In this article, two contemporary writers, Jason Eng Hun Lee and Sreedhevi Iyer, combine to reflect on emerging issues in their writing practice as deterritorialized writers with connections to Malaysia. Unlike earlier generations of post-independence writers, neither Lee nor Iyer “writes back” to the former colonial centre nor, despite their designation as “Malaysian writers” by commercial publishers, do they “write back” to their condition as sectional writers in the Malaysian literary canon. Instead, taking on a confessional mode, the two writers examine the paradox of their cosmopolitan sensibilities in an age of deterritorialized national literatures. Iyer reflects on her story collection Jungle Without Water, and her use of vernacular Malaysian English to transcend cultural explication, while Lee draws on his poetry collection Beds in the East to suggest how a double perspective that pivots between Malaysia and the UK can strategically mediate the colonial/postcolonial gaze.
Scopus Subject Areas

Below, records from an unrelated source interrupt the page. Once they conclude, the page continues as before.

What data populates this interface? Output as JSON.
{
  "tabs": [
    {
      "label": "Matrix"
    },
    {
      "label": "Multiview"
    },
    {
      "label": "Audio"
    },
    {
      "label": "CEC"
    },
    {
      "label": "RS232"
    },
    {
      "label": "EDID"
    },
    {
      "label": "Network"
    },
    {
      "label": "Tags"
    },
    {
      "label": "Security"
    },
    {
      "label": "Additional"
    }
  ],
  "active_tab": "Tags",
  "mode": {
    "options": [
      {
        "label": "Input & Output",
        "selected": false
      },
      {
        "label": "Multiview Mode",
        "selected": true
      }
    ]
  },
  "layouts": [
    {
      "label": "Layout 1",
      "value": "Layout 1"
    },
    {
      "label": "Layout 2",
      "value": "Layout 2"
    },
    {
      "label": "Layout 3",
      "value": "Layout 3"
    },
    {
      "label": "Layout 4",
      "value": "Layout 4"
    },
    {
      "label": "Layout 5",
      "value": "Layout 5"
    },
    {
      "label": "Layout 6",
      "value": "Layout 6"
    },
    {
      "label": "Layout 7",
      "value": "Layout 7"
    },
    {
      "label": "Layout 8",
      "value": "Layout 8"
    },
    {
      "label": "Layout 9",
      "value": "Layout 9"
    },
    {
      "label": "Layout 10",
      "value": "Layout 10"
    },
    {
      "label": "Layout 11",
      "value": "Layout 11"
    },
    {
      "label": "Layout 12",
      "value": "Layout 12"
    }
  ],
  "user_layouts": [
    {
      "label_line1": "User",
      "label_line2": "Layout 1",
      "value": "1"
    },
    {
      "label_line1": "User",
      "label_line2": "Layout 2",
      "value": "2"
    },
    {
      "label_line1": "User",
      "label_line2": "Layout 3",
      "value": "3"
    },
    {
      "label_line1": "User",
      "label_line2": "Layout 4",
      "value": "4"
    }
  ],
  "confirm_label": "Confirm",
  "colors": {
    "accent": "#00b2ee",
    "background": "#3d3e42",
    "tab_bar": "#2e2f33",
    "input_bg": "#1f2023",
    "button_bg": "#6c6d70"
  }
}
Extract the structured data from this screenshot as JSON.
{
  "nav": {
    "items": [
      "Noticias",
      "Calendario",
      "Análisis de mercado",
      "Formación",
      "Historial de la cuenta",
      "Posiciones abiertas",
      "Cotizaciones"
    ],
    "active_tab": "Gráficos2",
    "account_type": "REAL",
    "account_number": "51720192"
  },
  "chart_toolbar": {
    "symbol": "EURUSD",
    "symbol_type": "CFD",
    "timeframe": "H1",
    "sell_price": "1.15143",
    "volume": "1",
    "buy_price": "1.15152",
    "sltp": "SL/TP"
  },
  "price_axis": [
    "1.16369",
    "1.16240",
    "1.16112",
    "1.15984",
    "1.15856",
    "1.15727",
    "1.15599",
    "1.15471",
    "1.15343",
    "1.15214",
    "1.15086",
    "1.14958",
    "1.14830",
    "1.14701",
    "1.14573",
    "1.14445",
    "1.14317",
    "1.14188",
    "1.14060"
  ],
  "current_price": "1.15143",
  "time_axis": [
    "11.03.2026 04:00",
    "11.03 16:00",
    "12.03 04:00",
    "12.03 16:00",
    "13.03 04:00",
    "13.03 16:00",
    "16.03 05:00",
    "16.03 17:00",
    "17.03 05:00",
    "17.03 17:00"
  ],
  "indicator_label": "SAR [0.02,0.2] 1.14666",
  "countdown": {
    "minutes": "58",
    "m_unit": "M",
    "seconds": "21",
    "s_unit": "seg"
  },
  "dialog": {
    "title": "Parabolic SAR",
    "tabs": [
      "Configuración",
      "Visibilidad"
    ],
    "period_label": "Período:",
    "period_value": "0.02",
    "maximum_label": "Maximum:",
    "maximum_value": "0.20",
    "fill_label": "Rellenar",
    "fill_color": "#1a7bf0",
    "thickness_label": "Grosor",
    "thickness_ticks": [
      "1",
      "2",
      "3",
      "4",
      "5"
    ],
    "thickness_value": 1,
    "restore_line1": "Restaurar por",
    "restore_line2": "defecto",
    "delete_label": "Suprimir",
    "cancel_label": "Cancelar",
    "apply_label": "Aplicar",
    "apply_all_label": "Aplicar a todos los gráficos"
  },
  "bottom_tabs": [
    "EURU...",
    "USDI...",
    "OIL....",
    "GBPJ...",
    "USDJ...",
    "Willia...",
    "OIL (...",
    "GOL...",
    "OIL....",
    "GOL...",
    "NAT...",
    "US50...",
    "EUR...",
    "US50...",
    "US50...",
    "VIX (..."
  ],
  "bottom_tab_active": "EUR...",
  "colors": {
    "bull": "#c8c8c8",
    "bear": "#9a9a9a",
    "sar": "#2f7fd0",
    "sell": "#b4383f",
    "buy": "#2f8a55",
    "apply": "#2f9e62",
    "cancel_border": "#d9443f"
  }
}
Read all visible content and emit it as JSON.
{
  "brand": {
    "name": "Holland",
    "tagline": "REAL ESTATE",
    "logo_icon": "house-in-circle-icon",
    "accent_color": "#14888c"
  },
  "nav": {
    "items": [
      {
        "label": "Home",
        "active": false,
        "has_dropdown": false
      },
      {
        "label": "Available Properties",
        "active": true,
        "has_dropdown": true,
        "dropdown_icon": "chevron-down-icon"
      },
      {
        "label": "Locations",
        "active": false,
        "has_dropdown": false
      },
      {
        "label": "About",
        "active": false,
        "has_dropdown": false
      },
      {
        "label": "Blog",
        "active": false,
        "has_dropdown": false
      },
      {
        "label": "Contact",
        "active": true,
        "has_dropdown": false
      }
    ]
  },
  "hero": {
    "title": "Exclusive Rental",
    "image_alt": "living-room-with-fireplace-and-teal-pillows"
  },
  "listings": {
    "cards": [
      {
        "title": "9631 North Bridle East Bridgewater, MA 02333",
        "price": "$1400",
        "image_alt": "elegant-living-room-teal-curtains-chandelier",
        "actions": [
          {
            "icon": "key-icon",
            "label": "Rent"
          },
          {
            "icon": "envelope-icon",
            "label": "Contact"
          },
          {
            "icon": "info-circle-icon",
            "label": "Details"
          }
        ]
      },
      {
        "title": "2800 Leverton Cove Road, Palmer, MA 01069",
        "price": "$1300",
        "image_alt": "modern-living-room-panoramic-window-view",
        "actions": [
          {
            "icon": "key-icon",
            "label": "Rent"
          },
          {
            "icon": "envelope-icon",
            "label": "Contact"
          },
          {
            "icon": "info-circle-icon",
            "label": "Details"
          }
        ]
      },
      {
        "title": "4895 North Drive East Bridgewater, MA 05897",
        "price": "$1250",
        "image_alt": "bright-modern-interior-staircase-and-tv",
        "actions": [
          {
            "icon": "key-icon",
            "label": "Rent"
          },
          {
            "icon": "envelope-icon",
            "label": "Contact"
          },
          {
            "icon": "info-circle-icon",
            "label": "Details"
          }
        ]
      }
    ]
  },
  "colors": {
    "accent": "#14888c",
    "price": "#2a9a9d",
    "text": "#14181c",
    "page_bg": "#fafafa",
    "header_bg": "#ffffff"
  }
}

- Literature and Literary Theory
- global literary marketplace
- Malaysian literature